**Material for this task**

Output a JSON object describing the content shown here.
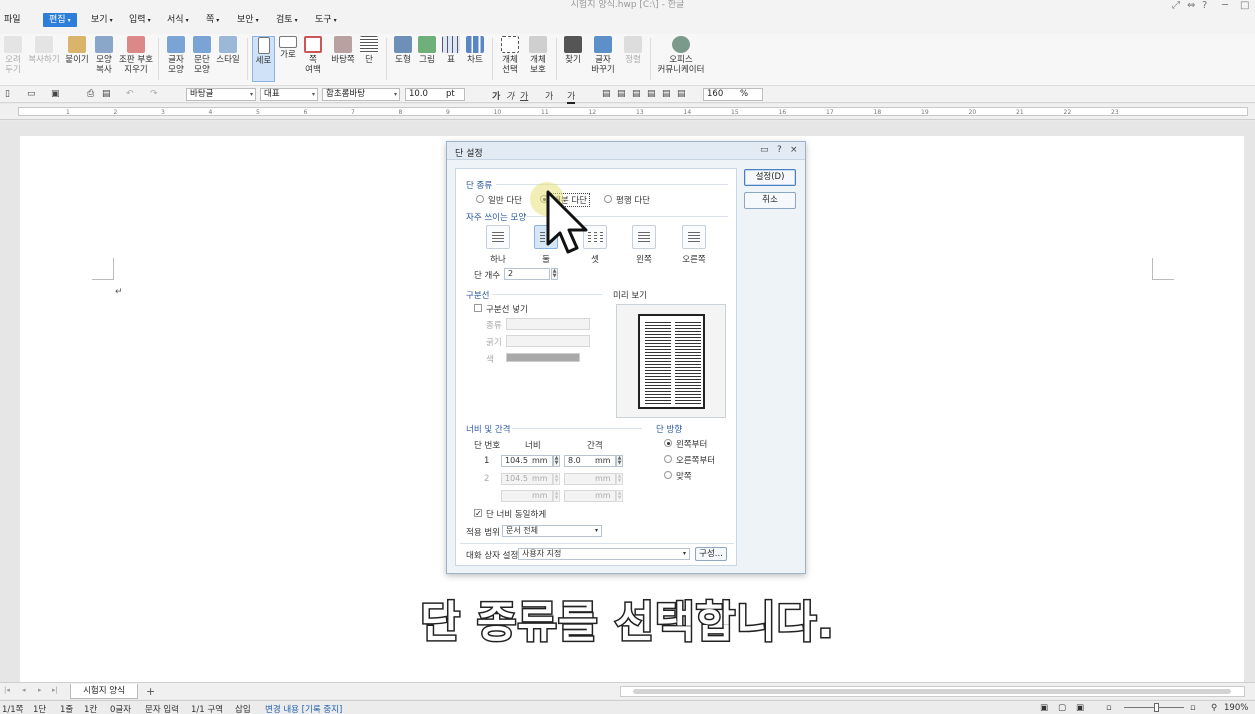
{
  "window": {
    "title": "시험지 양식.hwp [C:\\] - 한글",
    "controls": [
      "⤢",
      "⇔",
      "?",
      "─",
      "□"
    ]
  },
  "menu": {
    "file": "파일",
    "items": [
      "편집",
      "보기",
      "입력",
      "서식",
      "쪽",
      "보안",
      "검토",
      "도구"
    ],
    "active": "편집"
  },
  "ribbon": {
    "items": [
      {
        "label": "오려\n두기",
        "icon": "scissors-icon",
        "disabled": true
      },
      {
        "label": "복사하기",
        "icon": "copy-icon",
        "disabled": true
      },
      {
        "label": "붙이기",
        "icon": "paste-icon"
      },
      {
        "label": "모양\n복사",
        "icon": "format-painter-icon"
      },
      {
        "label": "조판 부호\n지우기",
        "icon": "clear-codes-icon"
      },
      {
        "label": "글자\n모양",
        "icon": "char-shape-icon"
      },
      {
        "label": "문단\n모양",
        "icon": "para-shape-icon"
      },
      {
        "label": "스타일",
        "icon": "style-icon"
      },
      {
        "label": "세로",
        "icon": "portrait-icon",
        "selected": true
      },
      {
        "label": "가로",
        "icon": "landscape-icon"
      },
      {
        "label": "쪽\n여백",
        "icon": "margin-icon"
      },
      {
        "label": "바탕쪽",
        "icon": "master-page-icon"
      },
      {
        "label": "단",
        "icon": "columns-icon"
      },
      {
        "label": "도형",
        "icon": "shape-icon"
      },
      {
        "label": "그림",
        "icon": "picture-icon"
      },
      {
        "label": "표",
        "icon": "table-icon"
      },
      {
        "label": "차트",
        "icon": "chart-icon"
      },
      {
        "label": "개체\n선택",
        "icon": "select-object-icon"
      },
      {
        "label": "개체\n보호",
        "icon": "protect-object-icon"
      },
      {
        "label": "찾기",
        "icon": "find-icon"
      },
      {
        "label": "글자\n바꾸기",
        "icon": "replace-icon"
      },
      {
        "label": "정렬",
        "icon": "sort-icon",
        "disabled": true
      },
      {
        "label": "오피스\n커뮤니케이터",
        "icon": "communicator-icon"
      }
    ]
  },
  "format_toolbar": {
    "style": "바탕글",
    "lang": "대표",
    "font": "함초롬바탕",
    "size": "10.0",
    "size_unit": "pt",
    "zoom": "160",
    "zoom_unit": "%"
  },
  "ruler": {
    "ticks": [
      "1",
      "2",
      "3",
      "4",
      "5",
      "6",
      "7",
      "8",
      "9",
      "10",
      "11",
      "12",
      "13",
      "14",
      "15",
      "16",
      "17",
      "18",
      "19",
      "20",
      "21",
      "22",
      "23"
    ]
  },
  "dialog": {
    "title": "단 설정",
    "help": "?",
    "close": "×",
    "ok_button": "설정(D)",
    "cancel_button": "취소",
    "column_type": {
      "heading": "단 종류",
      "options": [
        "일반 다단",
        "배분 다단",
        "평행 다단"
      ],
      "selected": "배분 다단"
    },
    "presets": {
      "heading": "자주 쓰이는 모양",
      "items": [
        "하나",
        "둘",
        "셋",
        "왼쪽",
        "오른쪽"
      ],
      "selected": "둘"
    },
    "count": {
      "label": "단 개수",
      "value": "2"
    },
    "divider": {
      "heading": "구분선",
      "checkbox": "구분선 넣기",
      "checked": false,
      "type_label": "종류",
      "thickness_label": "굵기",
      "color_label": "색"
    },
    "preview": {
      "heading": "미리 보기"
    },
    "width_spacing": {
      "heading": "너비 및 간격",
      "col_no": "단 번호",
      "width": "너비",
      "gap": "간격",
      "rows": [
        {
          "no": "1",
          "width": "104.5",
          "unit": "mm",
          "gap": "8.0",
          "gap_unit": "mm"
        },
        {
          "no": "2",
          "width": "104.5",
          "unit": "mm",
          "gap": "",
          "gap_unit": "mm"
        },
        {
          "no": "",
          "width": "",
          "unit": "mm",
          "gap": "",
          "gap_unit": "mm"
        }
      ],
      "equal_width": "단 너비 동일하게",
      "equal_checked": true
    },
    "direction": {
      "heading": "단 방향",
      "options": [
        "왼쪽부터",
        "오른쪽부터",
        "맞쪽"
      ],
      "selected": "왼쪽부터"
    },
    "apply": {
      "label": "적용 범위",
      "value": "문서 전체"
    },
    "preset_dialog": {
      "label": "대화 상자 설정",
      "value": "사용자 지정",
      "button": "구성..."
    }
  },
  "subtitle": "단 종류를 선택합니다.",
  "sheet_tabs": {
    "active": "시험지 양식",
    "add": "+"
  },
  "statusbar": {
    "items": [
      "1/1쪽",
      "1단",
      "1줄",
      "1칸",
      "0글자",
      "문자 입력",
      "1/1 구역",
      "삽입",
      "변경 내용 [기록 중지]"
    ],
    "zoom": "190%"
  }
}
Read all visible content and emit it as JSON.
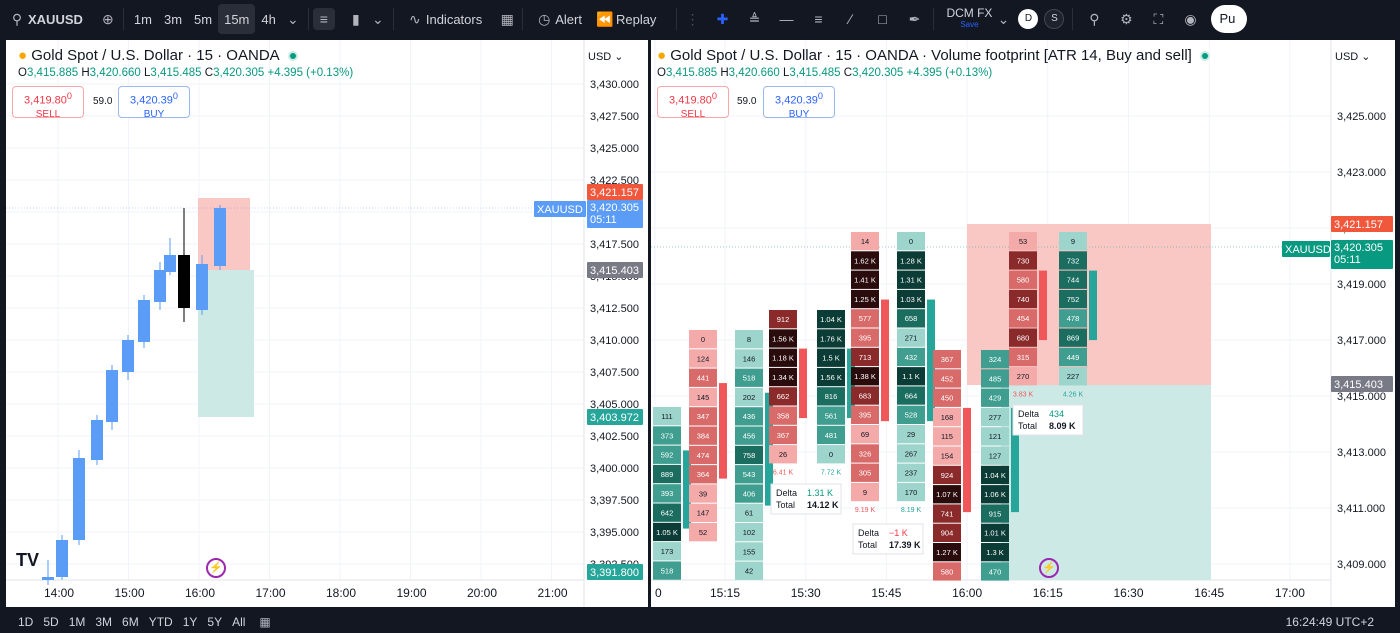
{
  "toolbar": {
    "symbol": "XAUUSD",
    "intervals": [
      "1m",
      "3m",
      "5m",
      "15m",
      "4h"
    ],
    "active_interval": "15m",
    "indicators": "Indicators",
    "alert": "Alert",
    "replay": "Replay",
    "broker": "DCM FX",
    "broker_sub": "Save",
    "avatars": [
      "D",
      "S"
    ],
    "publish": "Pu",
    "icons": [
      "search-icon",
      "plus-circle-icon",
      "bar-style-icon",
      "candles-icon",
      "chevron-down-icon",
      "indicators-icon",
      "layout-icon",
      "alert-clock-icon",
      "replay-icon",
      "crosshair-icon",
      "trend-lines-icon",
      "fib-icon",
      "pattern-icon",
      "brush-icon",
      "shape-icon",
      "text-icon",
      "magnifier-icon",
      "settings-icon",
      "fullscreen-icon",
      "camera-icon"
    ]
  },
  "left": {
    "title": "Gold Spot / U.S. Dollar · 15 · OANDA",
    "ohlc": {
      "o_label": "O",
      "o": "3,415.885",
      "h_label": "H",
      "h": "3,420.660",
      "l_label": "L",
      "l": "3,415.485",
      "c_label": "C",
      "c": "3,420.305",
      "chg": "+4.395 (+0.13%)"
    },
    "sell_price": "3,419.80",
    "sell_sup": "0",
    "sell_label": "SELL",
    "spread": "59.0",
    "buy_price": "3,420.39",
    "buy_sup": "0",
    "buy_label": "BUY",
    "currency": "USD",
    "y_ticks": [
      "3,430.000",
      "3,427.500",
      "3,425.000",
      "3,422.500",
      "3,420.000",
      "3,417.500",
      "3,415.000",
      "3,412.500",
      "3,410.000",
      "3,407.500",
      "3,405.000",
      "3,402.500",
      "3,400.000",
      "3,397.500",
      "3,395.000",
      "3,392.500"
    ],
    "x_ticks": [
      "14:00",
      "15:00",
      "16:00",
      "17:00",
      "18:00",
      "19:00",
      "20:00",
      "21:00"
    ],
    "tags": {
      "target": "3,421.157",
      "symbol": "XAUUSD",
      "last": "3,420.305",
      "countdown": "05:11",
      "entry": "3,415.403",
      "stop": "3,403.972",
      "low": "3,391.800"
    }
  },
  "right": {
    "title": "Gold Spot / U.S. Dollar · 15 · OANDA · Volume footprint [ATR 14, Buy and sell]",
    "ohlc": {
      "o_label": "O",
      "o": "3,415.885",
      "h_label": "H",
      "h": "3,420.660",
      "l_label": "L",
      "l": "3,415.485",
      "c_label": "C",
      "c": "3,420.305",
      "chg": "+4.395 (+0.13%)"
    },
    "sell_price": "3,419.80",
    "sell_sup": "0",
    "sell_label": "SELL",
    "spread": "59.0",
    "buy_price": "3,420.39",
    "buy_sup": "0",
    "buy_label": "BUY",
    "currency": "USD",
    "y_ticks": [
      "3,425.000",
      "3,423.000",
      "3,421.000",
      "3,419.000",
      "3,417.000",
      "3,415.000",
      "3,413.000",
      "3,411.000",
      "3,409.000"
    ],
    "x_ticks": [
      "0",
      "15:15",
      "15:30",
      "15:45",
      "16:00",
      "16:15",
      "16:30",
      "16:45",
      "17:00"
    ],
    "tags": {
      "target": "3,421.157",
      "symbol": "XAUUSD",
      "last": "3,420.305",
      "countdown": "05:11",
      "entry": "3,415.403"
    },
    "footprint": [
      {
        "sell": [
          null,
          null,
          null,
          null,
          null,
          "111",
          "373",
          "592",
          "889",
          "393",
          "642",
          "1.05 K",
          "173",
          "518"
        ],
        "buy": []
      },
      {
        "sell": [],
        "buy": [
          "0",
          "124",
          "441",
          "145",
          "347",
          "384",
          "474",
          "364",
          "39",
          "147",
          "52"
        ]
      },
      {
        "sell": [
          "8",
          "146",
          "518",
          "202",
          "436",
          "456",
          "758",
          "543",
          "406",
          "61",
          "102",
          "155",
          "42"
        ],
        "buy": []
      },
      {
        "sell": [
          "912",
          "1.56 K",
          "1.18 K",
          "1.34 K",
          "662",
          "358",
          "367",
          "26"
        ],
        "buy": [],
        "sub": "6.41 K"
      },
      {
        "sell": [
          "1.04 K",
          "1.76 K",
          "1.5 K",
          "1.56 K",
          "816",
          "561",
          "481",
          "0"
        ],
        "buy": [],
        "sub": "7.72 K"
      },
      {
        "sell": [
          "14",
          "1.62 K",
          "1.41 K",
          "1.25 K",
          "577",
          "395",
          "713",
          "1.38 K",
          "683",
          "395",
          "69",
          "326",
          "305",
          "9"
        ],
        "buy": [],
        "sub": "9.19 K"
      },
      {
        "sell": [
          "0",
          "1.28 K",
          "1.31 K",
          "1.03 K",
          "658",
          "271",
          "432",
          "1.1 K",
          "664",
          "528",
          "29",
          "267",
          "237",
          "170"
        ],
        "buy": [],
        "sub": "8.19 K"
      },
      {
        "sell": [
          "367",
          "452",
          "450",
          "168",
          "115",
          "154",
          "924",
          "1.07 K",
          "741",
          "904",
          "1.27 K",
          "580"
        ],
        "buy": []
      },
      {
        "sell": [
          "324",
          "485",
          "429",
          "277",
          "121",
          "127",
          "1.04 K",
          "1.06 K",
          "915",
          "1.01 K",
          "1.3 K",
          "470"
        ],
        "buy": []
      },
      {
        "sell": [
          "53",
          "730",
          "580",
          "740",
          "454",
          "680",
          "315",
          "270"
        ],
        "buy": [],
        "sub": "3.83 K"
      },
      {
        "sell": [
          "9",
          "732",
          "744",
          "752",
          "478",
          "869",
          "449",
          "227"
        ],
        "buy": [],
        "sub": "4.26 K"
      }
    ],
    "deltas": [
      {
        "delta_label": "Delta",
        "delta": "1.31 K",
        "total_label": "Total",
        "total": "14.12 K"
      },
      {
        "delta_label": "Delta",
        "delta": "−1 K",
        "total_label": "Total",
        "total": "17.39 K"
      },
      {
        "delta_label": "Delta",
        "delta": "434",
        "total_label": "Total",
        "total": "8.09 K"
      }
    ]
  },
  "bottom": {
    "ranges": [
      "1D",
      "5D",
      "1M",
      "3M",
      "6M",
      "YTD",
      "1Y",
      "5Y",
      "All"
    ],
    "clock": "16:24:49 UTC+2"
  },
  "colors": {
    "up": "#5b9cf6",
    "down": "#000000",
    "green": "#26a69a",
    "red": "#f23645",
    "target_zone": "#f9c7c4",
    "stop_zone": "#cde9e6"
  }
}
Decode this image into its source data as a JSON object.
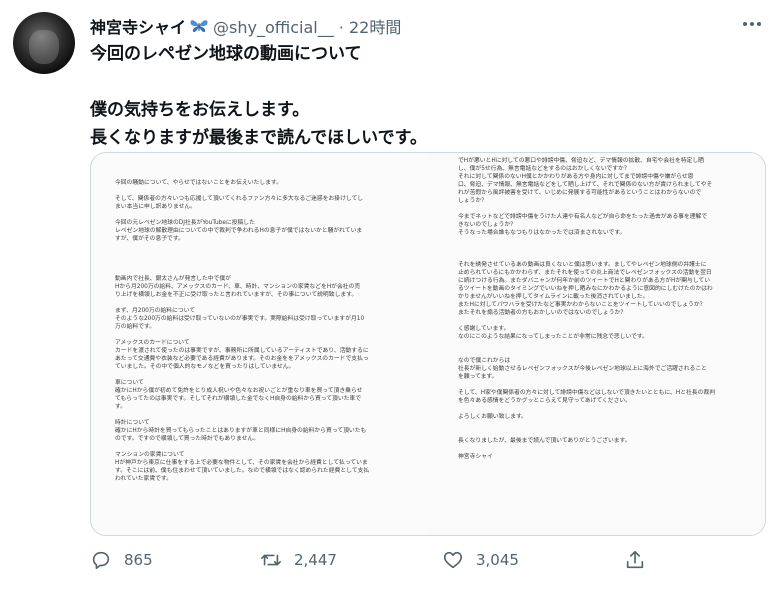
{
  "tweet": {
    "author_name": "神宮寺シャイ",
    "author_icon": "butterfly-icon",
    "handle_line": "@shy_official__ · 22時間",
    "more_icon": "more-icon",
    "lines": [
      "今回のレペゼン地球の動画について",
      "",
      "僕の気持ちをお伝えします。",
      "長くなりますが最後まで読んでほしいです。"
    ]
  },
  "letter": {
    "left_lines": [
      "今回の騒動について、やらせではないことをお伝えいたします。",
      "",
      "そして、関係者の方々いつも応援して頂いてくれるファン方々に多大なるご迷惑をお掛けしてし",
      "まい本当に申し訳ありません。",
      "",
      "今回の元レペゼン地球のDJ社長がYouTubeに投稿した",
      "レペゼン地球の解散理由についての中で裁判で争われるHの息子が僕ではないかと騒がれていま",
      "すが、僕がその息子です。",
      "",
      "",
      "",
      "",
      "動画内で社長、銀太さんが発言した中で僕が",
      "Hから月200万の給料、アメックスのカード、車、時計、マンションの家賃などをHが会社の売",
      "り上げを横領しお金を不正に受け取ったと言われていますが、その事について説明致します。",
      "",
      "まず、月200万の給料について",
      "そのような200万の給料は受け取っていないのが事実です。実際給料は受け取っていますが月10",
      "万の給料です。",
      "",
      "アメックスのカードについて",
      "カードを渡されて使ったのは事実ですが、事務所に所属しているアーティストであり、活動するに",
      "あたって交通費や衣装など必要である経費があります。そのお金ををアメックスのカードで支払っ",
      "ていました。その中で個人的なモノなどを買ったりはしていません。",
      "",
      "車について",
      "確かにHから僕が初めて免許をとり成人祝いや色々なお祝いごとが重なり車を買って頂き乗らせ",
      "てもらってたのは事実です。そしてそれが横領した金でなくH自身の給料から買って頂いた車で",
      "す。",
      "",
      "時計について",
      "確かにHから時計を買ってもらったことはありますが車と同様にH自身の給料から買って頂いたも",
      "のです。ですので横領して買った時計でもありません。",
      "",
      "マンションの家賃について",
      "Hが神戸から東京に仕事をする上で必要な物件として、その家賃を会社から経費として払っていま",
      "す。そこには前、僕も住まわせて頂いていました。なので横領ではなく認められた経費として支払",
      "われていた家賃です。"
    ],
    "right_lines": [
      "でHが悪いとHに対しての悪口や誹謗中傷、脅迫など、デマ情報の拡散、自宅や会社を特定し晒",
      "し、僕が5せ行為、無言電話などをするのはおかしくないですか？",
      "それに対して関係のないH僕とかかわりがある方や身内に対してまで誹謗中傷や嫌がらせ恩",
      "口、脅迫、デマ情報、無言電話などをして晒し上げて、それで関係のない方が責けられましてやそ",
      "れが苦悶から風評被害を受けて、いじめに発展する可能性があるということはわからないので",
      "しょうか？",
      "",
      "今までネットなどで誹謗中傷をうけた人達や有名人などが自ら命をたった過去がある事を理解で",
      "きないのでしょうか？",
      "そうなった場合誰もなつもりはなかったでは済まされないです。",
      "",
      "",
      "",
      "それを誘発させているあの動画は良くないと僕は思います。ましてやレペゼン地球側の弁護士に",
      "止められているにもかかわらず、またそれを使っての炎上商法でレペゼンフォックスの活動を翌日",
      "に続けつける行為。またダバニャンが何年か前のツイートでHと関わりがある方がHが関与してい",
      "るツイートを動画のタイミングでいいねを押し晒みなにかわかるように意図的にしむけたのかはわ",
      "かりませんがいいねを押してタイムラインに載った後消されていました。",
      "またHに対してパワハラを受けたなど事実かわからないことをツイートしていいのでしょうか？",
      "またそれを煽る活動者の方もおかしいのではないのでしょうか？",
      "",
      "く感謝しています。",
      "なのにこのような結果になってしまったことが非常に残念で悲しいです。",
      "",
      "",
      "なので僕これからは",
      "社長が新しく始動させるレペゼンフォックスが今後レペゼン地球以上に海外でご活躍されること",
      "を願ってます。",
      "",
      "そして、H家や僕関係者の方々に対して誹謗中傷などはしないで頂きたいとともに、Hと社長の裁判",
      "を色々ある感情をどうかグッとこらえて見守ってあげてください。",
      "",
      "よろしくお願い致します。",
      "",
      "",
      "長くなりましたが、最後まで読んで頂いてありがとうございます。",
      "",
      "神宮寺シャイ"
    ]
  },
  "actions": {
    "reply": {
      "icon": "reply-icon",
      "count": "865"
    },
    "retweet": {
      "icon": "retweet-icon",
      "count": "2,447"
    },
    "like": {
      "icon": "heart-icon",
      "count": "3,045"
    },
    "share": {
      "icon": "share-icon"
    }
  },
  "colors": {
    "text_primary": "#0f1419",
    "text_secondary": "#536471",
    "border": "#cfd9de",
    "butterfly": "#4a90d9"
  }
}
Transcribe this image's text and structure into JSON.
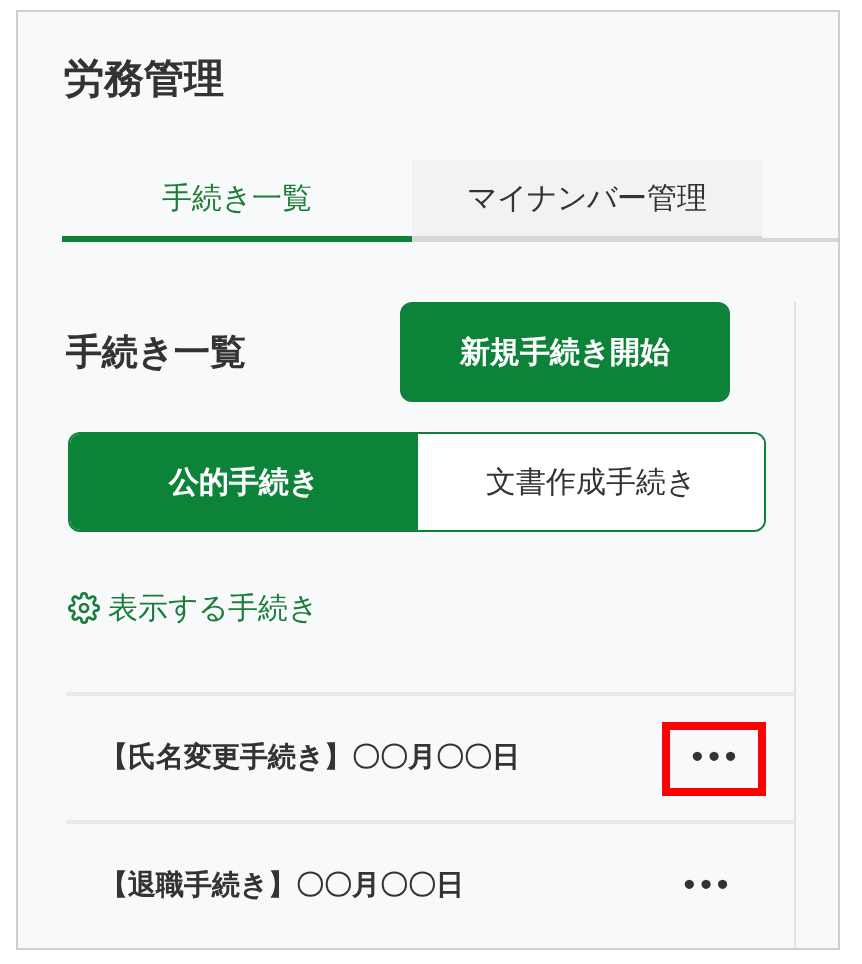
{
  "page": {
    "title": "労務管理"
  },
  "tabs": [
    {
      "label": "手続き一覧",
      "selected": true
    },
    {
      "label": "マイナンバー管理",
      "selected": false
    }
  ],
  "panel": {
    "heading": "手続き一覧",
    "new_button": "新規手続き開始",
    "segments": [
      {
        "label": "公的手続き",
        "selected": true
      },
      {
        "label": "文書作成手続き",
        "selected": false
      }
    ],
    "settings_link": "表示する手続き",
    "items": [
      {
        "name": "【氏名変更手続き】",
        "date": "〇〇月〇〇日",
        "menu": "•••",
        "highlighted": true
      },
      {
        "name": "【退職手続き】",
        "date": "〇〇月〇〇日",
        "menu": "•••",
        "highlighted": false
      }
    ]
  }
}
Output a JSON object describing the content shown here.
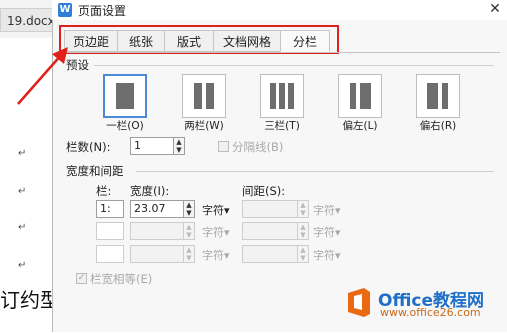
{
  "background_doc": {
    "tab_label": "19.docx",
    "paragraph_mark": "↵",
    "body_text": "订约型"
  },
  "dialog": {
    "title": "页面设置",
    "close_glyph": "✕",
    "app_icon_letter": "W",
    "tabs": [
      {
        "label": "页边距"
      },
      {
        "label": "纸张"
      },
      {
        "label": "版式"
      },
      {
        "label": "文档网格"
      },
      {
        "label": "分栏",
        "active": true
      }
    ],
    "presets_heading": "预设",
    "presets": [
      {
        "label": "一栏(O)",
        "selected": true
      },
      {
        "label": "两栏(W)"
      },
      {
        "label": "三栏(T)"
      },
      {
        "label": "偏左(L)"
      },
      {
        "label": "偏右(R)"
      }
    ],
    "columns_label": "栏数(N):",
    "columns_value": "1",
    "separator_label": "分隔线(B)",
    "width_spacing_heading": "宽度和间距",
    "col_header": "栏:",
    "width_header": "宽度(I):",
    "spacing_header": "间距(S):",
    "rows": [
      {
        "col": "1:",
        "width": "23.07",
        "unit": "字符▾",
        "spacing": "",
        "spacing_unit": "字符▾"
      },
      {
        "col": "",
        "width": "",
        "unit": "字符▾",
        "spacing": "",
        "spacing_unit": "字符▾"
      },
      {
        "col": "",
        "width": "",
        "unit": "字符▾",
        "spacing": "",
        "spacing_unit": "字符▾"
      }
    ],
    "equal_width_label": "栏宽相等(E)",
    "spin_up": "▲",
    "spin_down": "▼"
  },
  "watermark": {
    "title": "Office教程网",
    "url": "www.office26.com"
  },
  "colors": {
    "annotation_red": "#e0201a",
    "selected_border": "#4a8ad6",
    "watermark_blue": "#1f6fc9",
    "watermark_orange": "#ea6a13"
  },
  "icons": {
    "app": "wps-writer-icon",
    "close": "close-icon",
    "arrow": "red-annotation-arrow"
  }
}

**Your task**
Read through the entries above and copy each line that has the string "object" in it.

**Response to the task**
Output a JSON object describing the content shown here.
        "icon": "select-object-icon"
        "icon": "protect-object-icon"
Decode this image into its source data as a JSON object.
Output a JSON object describing the content shown here.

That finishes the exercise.